Monday 14th October 2013, 10:00AM BST.
Richard Allisette’s A to Z guide to lesser-known red grapes hits the middle of the alphabet, with altitude-loving malbec kicking off this week’s glass acts…
TWENTY years ago, if you’d asked even the keenest wine anorak to describe the taste of malbec, you may have been met with a shrug of the shoulders and a blank stare.
Unless that anorak had taken a holiday in the Lot valley in southern France and drunk the local wine, Cahors.
And yet today the malbec grape has become a staple on virtually every restaurant wine list. It’s not because we’ve all suddenly grown to love Cahors, but because Argentina has made the grape its USP.
It is especially popular in restaurants specialising in beef or steak, because malbec and seared steak is one of those marriages made in heaven.
It was originally grown in Bordeaux where it was used to soften the harsh tannins of cabernet sauvignon. But the grape is susceptible to rot and when the great frost of 1956 decimated the vineyards of Bordeaux, many growers chose to replace it with merlot, which has the same softening effect but is much hardier.
However, cuttings from Bordeaux malbec had found their way to Argentina around a hundred years before that. The Mendoza area is particularly suited to the variety as the vineyards are at altitude and that [cool nights] helps retain the grape’s acidity and elegance. In fact, the highest vineyard in the world is in Argentina and is planted with malbec – Colome’s is grown at 2,600m above sea level.
In the past, a lot of Argentinian malbec was too much of a good thing – heavily extracted and using lots of oak, wines that were impressive in the competition room but not so enjoyable at the dining table. Thankfully, the pendulum is swinging the other way and I discovered lots of juicy, fruity easy-drinking malbec at a recent Argentinian tasting in London.
Of course it is still grown in Cahors and must make up at least 70% of the blend. The wines are generally lighter in style with more of a raisiny, tobacco edge than their Argentinian cousins. I like them a lot and often find them far better value than everyday claret.
In the Loire, malbec is known as cot (pronounced with a silent ‘t’ as in Seb Coe). I find it very variable in quality, with too many growers trying to squeeze flavour out that isn’t really there, but it’s worth trying if you see cot on a wine list when on holiday.
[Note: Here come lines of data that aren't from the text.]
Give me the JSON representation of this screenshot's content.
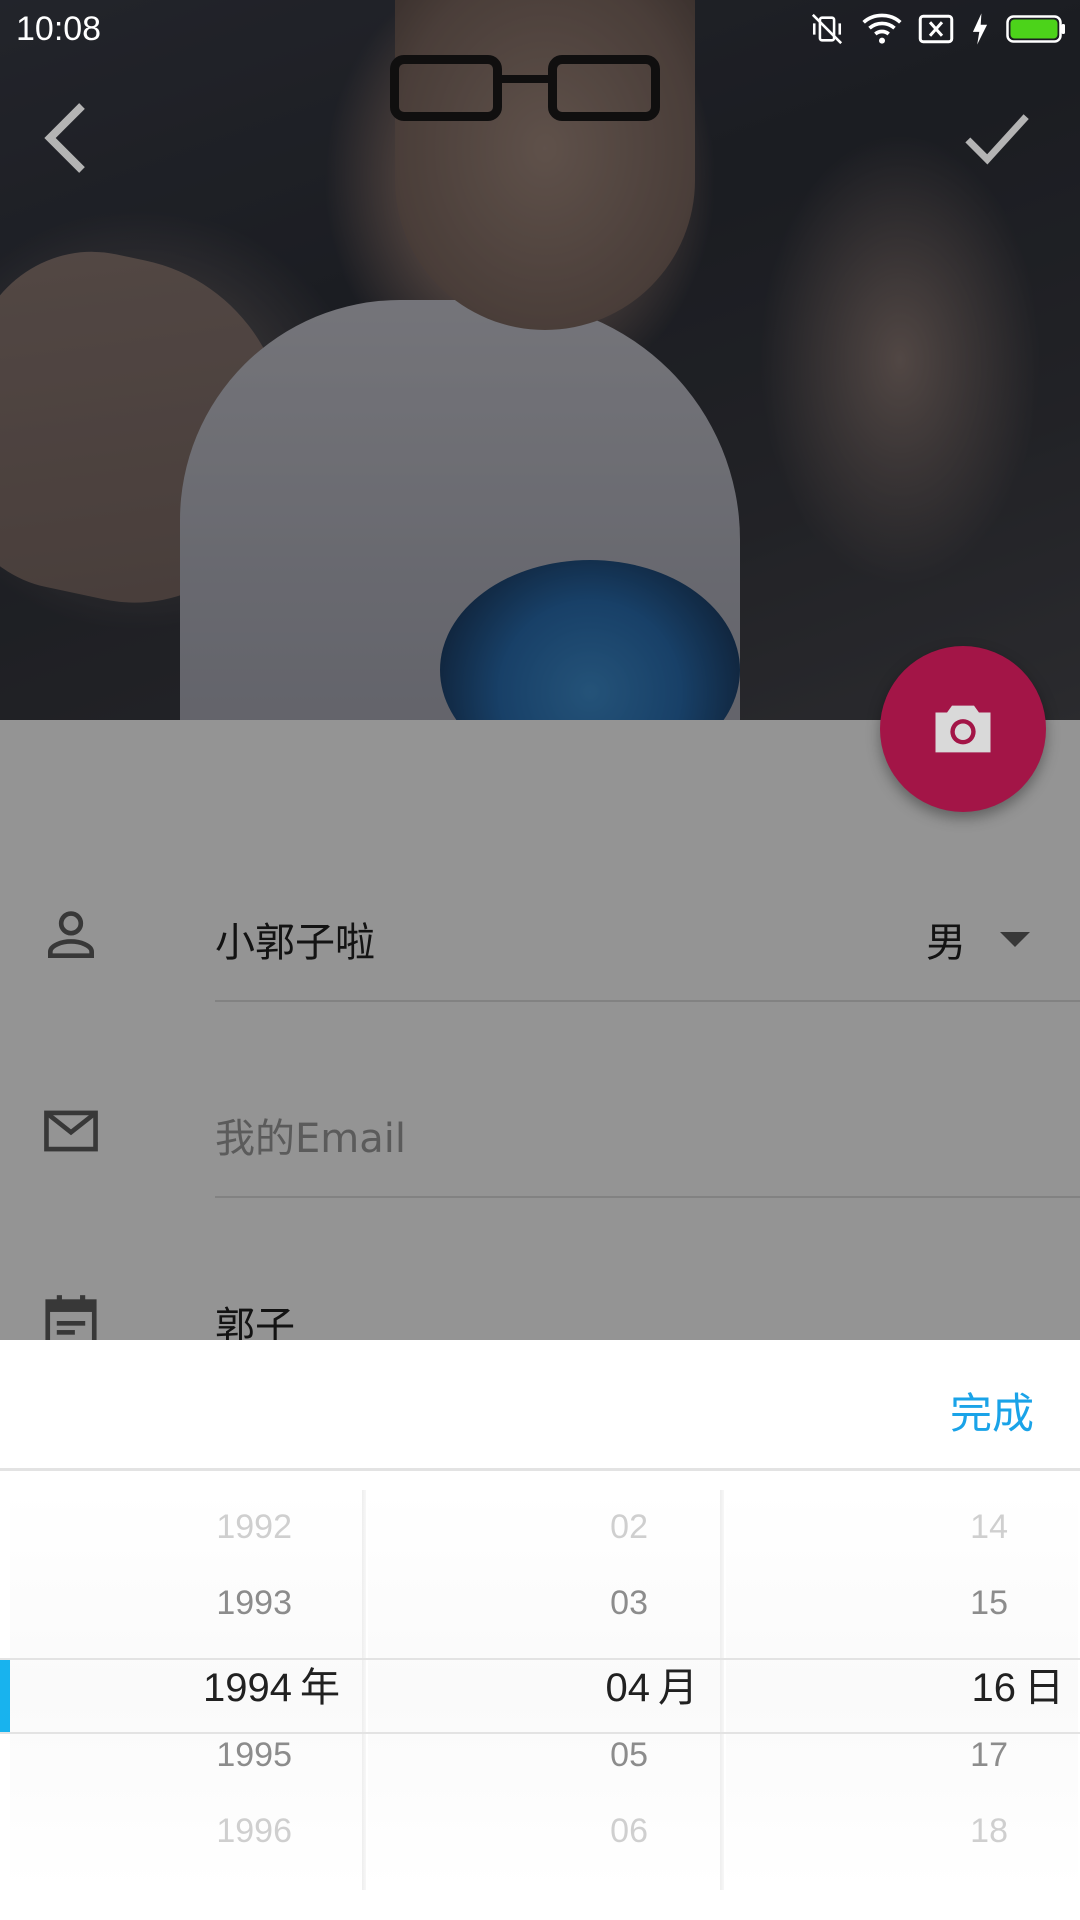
{
  "status_bar": {
    "time": "10:08"
  },
  "header": {
    "back_icon": "chevron-left-icon",
    "confirm_icon": "check-icon",
    "fab_icon": "camera-icon",
    "accent_color": "#a31547"
  },
  "form": {
    "name_value": "小郭子啦",
    "gender_value": "男",
    "email_placeholder": "我的Email",
    "birthday_value": "郭子"
  },
  "picker": {
    "done_label": "完成",
    "done_color": "#1aa3e8",
    "year": {
      "items": [
        "1992",
        "1993",
        "1994",
        "1995",
        "1996"
      ],
      "selected": "1994",
      "unit": "年"
    },
    "month": {
      "items": [
        "02",
        "03",
        "04",
        "05",
        "06"
      ],
      "selected": "04",
      "unit": "月"
    },
    "day": {
      "items": [
        "14",
        "15",
        "16",
        "17",
        "18"
      ],
      "selected": "16",
      "unit": "日"
    }
  }
}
Malbec is found in Australia and New Zealand but rarely on its own – it’s used in a Bordeaux-style blend most often, so maybe things have come full circle.
This is a particular favourite grape of mine and I drink it often. It is found in Bierzo in north-west Spain and makes everything from juicy-fruity quaffing wines to much more serious oak-aged versions.
I first came across it in a tapas restaurant in London when I asked for a glass of red to match some slow-cooked lamb I was eating – it was a perfect combination. Meaty winter casseroles are ideal partners for mencia, which cuts through the sticky richness. In taste, it is not far removed from cabernet franc, though it is a little riper and softer. So if you like Loire reds like Chinon and Saumur Champigny, it’s worth trying.
Actually sangiovese, this is a great grape of Tuscany. But while sangiovese is known as brunello in the town of Montalcino, it becomes morellino in Scansano on the coast of Tuscany. I mention it because Morellino di Scansano is worth looking out for – it is a little lighter than Chianti, but is perhaps easier to drink when young – and because it is not as well known, it is often cheaper. Perfect wine with something like veal marsala.
Regular readers of this column will probably have heard of this because our ‘house’ red chez Allisette is nearly always made from this grape.
It is best in Puglia in southern Italy, where it makes a rustic, raisin-flavoured wine that could only come from a hot climate – you can almost smell warm earth in it, and it sometimes has a farmyard edge – but don’t let that put you off. Look out for wines from Copertino and Salice Salentino – perfect reds for slurping with pizza and pasta. A few winemakers are trying to clean negroamaro up and make it more international in style, but I like the old-fashioned, rustic one best of all.